__Task goal__. Return the entries exactly. Images are not part of the copy.

__Data provided__.
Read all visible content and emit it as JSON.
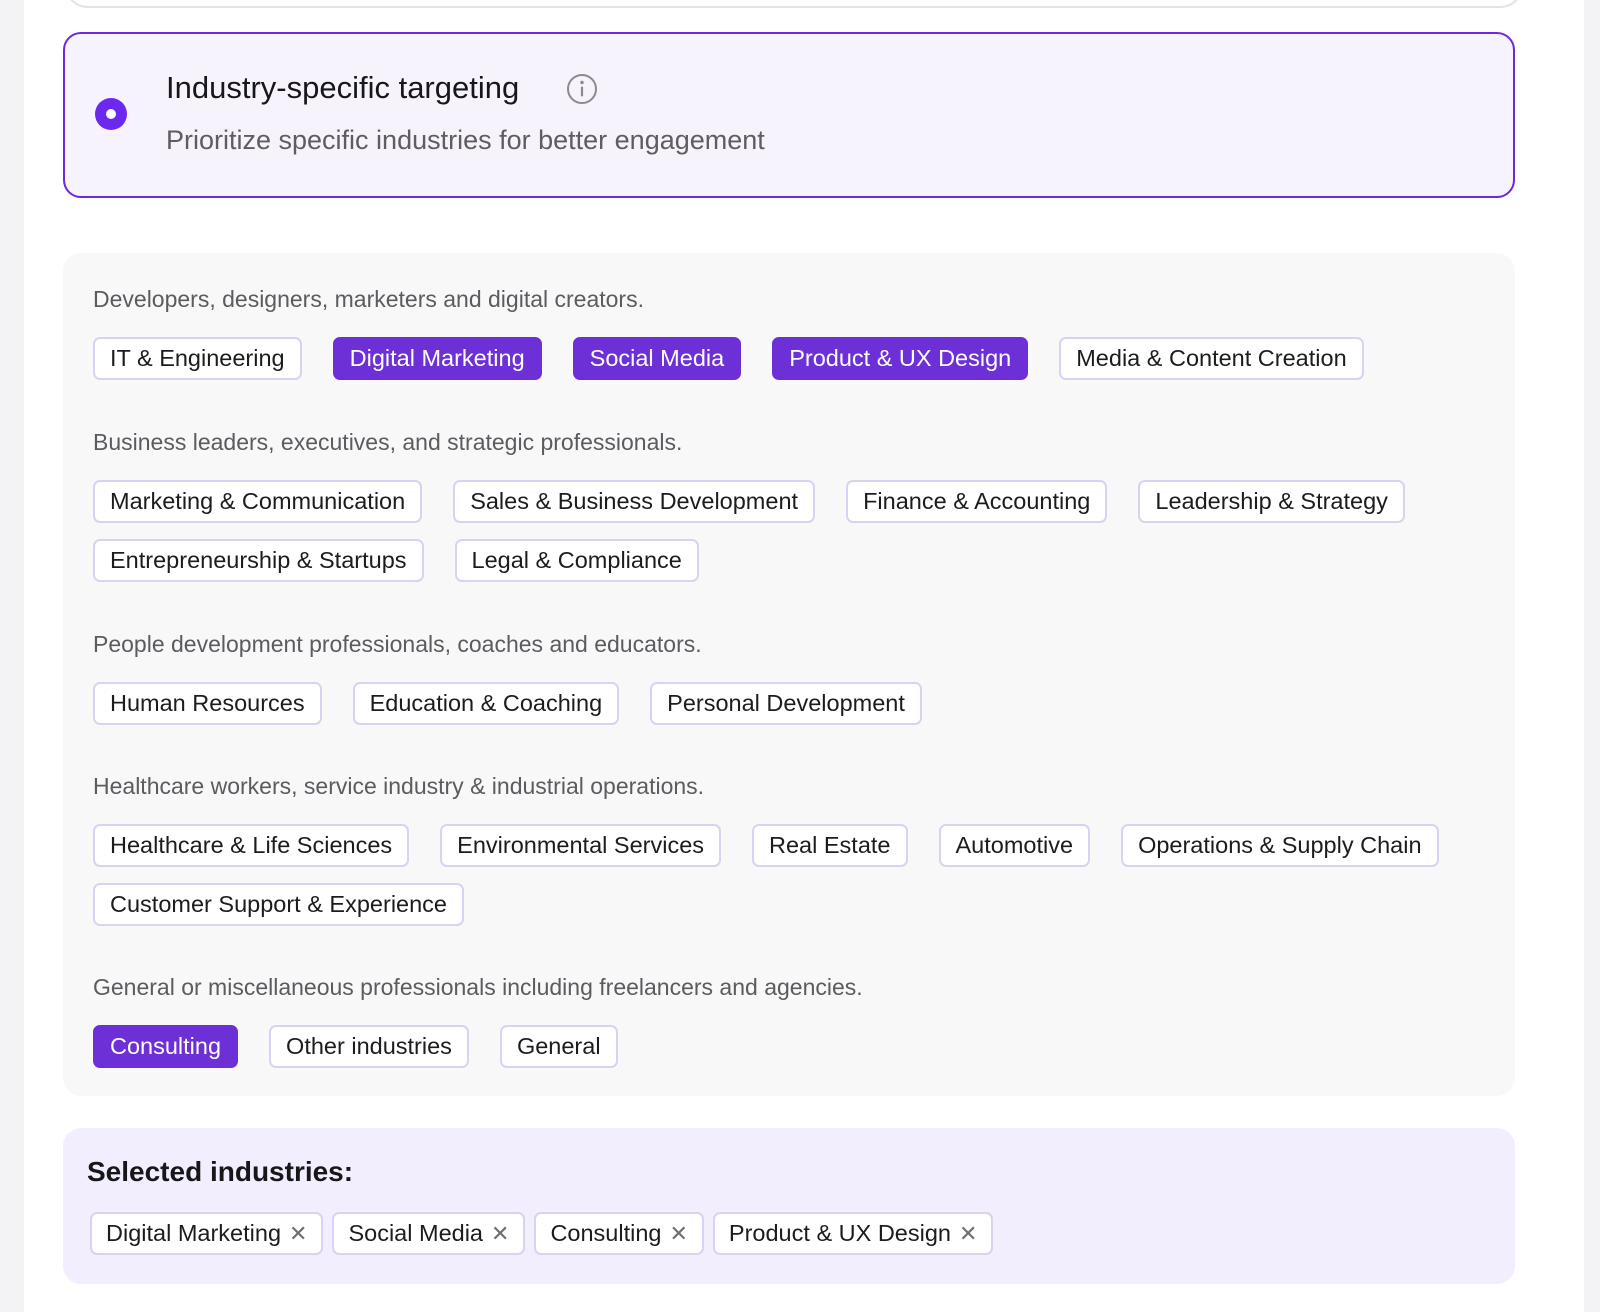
{
  "targeting_option": {
    "title": "Industry-specific targeting",
    "description": "Prioritize specific industries for better engagement",
    "selected": true,
    "accent_color": "#6d28f0"
  },
  "groups": [
    {
      "caption": "Developers, designers, marketers and digital creators.",
      "chips": [
        {
          "label": "IT & Engineering",
          "selected": false
        },
        {
          "label": "Digital Marketing",
          "selected": true
        },
        {
          "label": "Social Media",
          "selected": true
        },
        {
          "label": "Product & UX Design",
          "selected": true
        },
        {
          "label": "Media & Content Creation",
          "selected": false
        }
      ]
    },
    {
      "caption": "Business leaders, executives, and strategic professionals.",
      "chips": [
        {
          "label": "Marketing & Communication",
          "selected": false
        },
        {
          "label": "Sales & Business Development",
          "selected": false
        },
        {
          "label": "Finance & Accounting",
          "selected": false
        },
        {
          "label": "Leadership & Strategy",
          "selected": false
        },
        {
          "label": "Entrepreneurship & Startups",
          "selected": false
        },
        {
          "label": "Legal & Compliance",
          "selected": false
        }
      ]
    },
    {
      "caption": "People development professionals, coaches and educators.",
      "chips": [
        {
          "label": "Human Resources",
          "selected": false
        },
        {
          "label": "Education & Coaching",
          "selected": false
        },
        {
          "label": "Personal Development",
          "selected": false
        }
      ]
    },
    {
      "caption": "Healthcare workers, service industry & industrial operations.",
      "chips": [
        {
          "label": "Healthcare & Life Sciences",
          "selected": false
        },
        {
          "label": "Environmental Services",
          "selected": false
        },
        {
          "label": "Real Estate",
          "selected": false
        },
        {
          "label": "Automotive",
          "selected": false
        },
        {
          "label": "Operations & Supply Chain",
          "selected": false
        },
        {
          "label": "Customer Support & Experience",
          "selected": false
        }
      ]
    },
    {
      "caption": "General or miscellaneous professionals including freelancers and agencies.",
      "chips": [
        {
          "label": "Consulting",
          "selected": true
        },
        {
          "label": "Other industries",
          "selected": false
        },
        {
          "label": "General",
          "selected": false
        }
      ]
    }
  ],
  "selected_industries": {
    "title": "Selected industries:",
    "items": [
      "Digital Marketing",
      "Social Media",
      "Consulting",
      "Product & UX Design"
    ],
    "remove_glyph": "✕"
  }
}
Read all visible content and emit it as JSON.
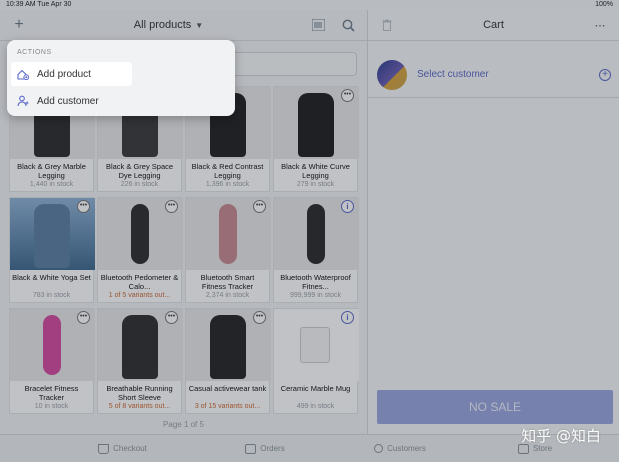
{
  "status_bar": {
    "time": "10:39 AM",
    "date": "Tue Apr 30",
    "battery": "100%"
  },
  "left_header": {
    "title": "All products"
  },
  "menu": {
    "header": "ACTIONS",
    "items": [
      {
        "label": "Add product",
        "icon": "add-product-icon"
      },
      {
        "label": "Add customer",
        "icon": "add-customer-icon"
      }
    ]
  },
  "products": [
    {
      "name": "Black & Grey Marble Legging",
      "stock": "1,440 in stock",
      "warn": false,
      "badge": "none"
    },
    {
      "name": "Black & Grey Space Dye Legging",
      "stock": "226 in stock",
      "warn": false,
      "badge": "none"
    },
    {
      "name": "Black & Red Contrast Legging",
      "stock": "1,396 in stock",
      "warn": false,
      "badge": "none"
    },
    {
      "name": "Black & White Curve Legging",
      "stock": "279 in stock",
      "warn": false,
      "badge": "more"
    },
    {
      "name": "Black & White Yoga Set",
      "stock": "783 in stock",
      "warn": false,
      "badge": "more"
    },
    {
      "name": "Bluetooth Pedometer & Calo...",
      "stock": "1 of 5 variants out...",
      "warn": true,
      "badge": "more"
    },
    {
      "name": "Bluetooth Smart Fitness Tracker",
      "stock": "2,374 in stock",
      "warn": false,
      "badge": "more"
    },
    {
      "name": "Bluetooth Waterproof Fitnes...",
      "stock": "999,999 in stock",
      "warn": false,
      "badge": "info"
    },
    {
      "name": "Bracelet Fitness Tracker",
      "stock": "10 in stock",
      "warn": false,
      "badge": "more"
    },
    {
      "name": "Breathable Running Short Sleeve",
      "stock": "5 of 8 variants out...",
      "warn": true,
      "badge": "more"
    },
    {
      "name": "Casual activewear tank",
      "stock": "3 of 15 variants out...",
      "warn": true,
      "badge": "more"
    },
    {
      "name": "Ceramic Marble Mug",
      "stock": "499 in stock",
      "warn": false,
      "badge": "info"
    }
  ],
  "pager": {
    "label": "Page 1 of 5"
  },
  "cart": {
    "title": "Cart",
    "select_customer": "Select customer",
    "no_sale": "NO SALE"
  },
  "bottom_nav": [
    {
      "label": "Checkout",
      "icon": "cart-icon"
    },
    {
      "label": "Orders",
      "icon": "orders-icon"
    },
    {
      "label": "Customers",
      "icon": "customers-icon"
    },
    {
      "label": "Store",
      "icon": "store-icon"
    }
  ],
  "watermark": "知乎 @知白",
  "colors": {
    "accent": "#5b6ac8",
    "warn": "#cc6a33",
    "nosale": "#9aa6e0"
  }
}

__Reply__.
Read all visible content and emit it as JSON.
{
  "targeting_option": {
    "title": "Industry-specific targeting",
    "description": "Prioritize specific industries for better engagement",
    "selected": true,
    "accent_color": "#6d28f0"
  },
  "groups": [
    {
      "caption": "Developers, designers, marketers and digital creators.",
      "chips": [
        {
          "label": "IT & Engineering",
          "selected": false
        },
        {
          "label": "Digital Marketing",
          "selected": true
        },
        {
          "label": "Social Media",
          "selected": true
        },
        {
          "label": "Product & UX Design",
          "selected": true
        },
        {
          "label": "Media & Content Creation",
          "selected": false
        }
      ]
    },
    {
      "caption": "Business leaders, executives, and strategic professionals.",
      "chips": [
        {
          "label": "Marketing & Communication",
          "selected": false
        },
        {
          "label": "Sales & Business Development",
          "selected": false
        },
        {
          "label": "Finance & Accounting",
          "selected": false
        },
        {
          "label": "Leadership & Strategy",
          "selected": false
        },
        {
          "label": "Entrepreneurship & Startups",
          "selected": false
        },
        {
          "label": "Legal & Compliance",
          "selected": false
        }
      ]
    },
    {
      "caption": "People development professionals, coaches and educators.",
      "chips": [
        {
          "label": "Human Resources",
          "selected": false
        },
        {
          "label": "Education & Coaching",
          "selected": false
        },
        {
          "label": "Personal Development",
          "selected": false
        }
      ]
    },
    {
      "caption": "Healthcare workers, service industry & industrial operations.",
      "chips": [
        {
          "label": "Healthcare & Life Sciences",
          "selected": false
        },
        {
          "label": "Environmental Services",
          "selected": false
        },
        {
          "label": "Real Estate",
          "selected": false
        },
        {
          "label": "Automotive",
          "selected": false
        },
        {
          "label": "Operations & Supply Chain",
          "selected": false
        },
        {
          "label": "Customer Support & Experience",
          "selected": false
        }
      ]
    },
    {
      "caption": "General or miscellaneous professionals including freelancers and agencies.",
      "chips": [
        {
          "label": "Consulting",
          "selected": true
        },
        {
          "label": "Other industries",
          "selected": false
        },
        {
          "label": "General",
          "selected": false
        }
      ]
    }
  ],
  "selected_industries": {
    "title": "Selected industries:",
    "items": [
      "Digital Marketing",
      "Social Media",
      "Consulting",
      "Product & UX Design"
    ],
    "remove_glyph": "✕"
  }
}
Read all visible content and emit it as JSON.
{
  "status_bar": {
    "time": "10:39 AM",
    "date": "Tue Apr 30",
    "battery": "100%"
  },
  "left_header": {
    "title": "All products"
  },
  "menu": {
    "header": "ACTIONS",
    "items": [
      {
        "label": "Add product",
        "icon": "add-product-icon"
      },
      {
        "label": "Add customer",
        "icon": "add-customer-icon"
      }
    ]
  },
  "products": [
    {
      "name": "Black & Grey Marble Legging",
      "stock": "1,440 in stock",
      "warn": false,
      "badge": "none"
    },
    {
      "name": "Black & Grey Space Dye Legging",
      "stock": "226 in stock",
      "warn": false,
      "badge": "none"
    },
    {
      "name": "Black & Red Contrast Legging",
      "stock": "1,396 in stock",
      "warn": false,
      "badge": "none"
    },
    {
      "name": "Black & White Curve Legging",
      "stock": "279 in stock",
      "warn": false,
      "badge": "more"
    },
    {
      "name": "Black & White Yoga Set",
      "stock": "783 in stock",
      "warn": false,
      "badge": "more"
    },
    {
      "name": "Bluetooth Pedometer & Calo...",
      "stock": "1 of 5 variants out...",
      "warn": true,
      "badge": "more"
    },
    {
      "name": "Bluetooth Smart Fitness Tracker",
      "stock": "2,374 in stock",
      "warn": false,
      "badge": "more"
    },
    {
      "name": "Bluetooth Waterproof Fitnes...",
      "stock": "999,999 in stock",
      "warn": false,
      "badge": "info"
    },
    {
      "name": "Bracelet Fitness Tracker",
      "stock": "10 in stock",
      "warn": false,
      "badge": "more"
    },
    {
      "name": "Breathable Running Short Sleeve",
      "stock": "5 of 8 variants out...",
      "warn": true,
      "badge": "more"
    },
    {
      "name": "Casual activewear tank",
      "stock": "3 of 15 variants out...",
      "warn": true,
      "badge": "more"
    },
    {
      "name": "Ceramic Marble Mug",
      "stock": "499 in stock",
      "warn": false,
      "badge": "info"
    }
  ],
  "pager": {
    "label": "Page 1 of 5"
  },
  "cart": {
    "title": "Cart",
    "select_customer": "Select customer",
    "no_sale": "NO SALE"
  },
  "bottom_nav": [
    {
      "label": "Checkout",
      "icon": "cart-icon"
    },
    {
      "label": "Orders",
      "icon": "orders-icon"
    },
    {
      "label": "Customers",
      "icon": "customers-icon"
    },
    {
      "label": "Store",
      "icon": "store-icon"
    }
  ],
  "watermark": "知乎 @知白",
  "colors": {
    "accent": "#5b6ac8",
    "warn": "#cc6a33",
    "nosale": "#9aa6e0"
  }
}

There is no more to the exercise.